During company consultations, Bear field will simulate phishing attacks to show how easily your network can be compromised. A recent Verizon report finds there's a 100 percent chance that at least one out of 10 people who are sent a malicious email will click a link in it (a phenomenon it calls the "inevitable click"). She also warns that hackers are leveraging current events to entice clicks--everything from the Olympics this past winter to the Malaysian airlines search. Make sure your employees know the danger one click can cause.

   Don't be stubborn about passwords.

Bear field says many companies refuse what should be an simple security tactic to implement. "We still see so much pushback from the C-suite and sales teams on the necessity to change all passwords every 90 days. They feel like they can't remember new passwords, can't come up with a new secure one with frequency, and think the process will trip them up in their workflow," she says. "It sounds so easy, but this is actually a big issue--password security is the first layer of defense but people feel like it's impossible for them.

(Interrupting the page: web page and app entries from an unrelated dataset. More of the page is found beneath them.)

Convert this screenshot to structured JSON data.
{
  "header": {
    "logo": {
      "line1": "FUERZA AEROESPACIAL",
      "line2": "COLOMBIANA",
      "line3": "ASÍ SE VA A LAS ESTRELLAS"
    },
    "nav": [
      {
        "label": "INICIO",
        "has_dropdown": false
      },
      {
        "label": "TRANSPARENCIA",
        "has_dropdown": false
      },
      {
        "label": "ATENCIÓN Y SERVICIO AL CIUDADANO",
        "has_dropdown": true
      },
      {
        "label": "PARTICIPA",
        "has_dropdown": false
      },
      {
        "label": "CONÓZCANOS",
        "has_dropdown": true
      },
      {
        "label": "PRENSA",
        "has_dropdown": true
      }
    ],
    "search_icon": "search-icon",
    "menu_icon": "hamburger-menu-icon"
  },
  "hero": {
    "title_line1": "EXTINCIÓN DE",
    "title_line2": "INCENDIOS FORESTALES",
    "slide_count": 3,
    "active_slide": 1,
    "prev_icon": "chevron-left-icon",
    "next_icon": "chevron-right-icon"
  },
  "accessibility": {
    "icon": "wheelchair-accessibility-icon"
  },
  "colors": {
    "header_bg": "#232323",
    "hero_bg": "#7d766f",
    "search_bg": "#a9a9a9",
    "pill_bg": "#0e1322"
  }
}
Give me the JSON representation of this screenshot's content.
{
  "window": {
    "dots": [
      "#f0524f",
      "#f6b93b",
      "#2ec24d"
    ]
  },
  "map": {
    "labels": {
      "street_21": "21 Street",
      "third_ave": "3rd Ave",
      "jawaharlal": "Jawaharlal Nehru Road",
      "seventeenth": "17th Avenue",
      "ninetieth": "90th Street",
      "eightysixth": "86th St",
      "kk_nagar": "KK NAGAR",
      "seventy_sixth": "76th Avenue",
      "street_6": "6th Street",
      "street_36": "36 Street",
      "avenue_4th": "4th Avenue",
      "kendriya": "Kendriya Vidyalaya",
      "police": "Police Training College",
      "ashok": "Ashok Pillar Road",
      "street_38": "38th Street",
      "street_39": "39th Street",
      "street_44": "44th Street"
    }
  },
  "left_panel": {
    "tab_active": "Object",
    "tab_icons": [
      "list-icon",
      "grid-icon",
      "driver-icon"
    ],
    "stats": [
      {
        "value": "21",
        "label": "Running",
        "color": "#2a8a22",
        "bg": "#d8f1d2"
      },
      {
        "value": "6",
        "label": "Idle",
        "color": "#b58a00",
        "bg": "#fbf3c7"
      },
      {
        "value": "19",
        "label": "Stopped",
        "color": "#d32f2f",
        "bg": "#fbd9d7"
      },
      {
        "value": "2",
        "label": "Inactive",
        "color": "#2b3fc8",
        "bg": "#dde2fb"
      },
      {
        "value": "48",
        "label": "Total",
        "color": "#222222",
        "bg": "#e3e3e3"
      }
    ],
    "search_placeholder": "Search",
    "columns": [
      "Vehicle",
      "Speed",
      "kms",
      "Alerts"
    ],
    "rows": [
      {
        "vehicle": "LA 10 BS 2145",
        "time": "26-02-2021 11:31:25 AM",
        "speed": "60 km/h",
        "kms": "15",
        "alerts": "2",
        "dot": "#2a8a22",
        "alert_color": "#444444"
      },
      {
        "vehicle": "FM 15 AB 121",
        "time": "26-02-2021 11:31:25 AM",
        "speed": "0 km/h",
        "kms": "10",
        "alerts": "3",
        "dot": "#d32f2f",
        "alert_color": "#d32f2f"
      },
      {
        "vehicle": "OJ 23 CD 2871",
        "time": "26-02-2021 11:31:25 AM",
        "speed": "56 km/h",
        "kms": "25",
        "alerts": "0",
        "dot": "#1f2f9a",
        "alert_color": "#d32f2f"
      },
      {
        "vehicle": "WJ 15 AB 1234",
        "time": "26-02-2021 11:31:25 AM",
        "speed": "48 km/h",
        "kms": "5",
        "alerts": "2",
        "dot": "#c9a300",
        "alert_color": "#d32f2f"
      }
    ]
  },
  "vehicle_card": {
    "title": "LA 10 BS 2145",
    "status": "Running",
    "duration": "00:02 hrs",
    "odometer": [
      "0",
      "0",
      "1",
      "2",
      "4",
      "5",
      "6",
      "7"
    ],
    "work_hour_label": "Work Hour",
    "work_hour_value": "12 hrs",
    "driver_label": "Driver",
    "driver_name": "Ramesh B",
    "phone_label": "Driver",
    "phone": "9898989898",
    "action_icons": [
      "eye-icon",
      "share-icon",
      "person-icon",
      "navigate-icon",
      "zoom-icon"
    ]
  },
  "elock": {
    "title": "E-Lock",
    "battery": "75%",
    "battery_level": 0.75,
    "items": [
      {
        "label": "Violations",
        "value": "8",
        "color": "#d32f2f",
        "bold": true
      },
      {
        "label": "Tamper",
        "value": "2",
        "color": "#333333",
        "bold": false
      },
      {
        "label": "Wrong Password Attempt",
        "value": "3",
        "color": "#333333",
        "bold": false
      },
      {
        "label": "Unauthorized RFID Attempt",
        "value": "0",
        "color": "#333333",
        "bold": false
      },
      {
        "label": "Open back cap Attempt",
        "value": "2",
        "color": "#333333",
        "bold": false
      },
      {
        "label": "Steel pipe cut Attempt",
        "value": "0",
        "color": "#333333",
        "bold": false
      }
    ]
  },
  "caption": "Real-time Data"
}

We also suggest case-sensitive, special characters, and lockout after a certain number of attempts."

   Encrypt before you ship.

Encrypting your email messages is another easy way to shore up sensitive information. "For some reason, people often see this as a negative thing [that implies their network isn't secure]. To encrypt an email, all you need to do is enter a username and password, which is maybe five to 10 seconds of your time," she says. "We have automatic encryption software that will encrypt a message if you write a string of numbers [in the body], write the word 'secure,' or other keywords." During one consultation, Bearfield says she showed a CEO how easy it was to access his email by asking him how his daughter enjoyed life after getting her braces off. "All it takes is one message before you realize how important encryption is," she says.

   Dedicate more resources to IT.

IT spending is one of the most forward-thinking investments you can make in your business. "Many organizations do not dedicate resources to their IT departments. Without proper investment, these IT departments are constantly putting out fires and don't have the time or ability to address other important concerns," Bear field says. "They can't keep up with patching, which can leave vulnerabilities exposed for weeks, or months, if not longer."


Cyberheist 'FAVE' LINKS:

* This Week's Links We Like. Tips, Hints And Fun Stuff.

New World Record Base Jump From The World's Tallest Building:

Chuck Aaron is one of the few pilots in the World who is able to perform loops, barrel rolls, and other aerobatic maneuvers with a helicopter:

When I was a kid, there are two things I wanted badly and never got... A real dog and a Kenner AT-AT Walker:

McLaren needed someone to drive a P1 back from Belgium to the UK - it didn't take long to find some willing volunteers...

Looking for a badass camper? Check this one out - 100% Carbon Fiber:

Nissan develops first 'self-cleaning' car prototype. Sweet!:

The struggle of several vessels with large waves. Interesting footage:

An epic love story between a guy and the girl of his dreams through the ages:

Facebook LinkedIn Blog Twitter YouTube YouTube

Subscribe to Our Blog

Comprehensive Anti-Phishing Guide

Get the latest about social engineering

Subscribe to CyberheistNews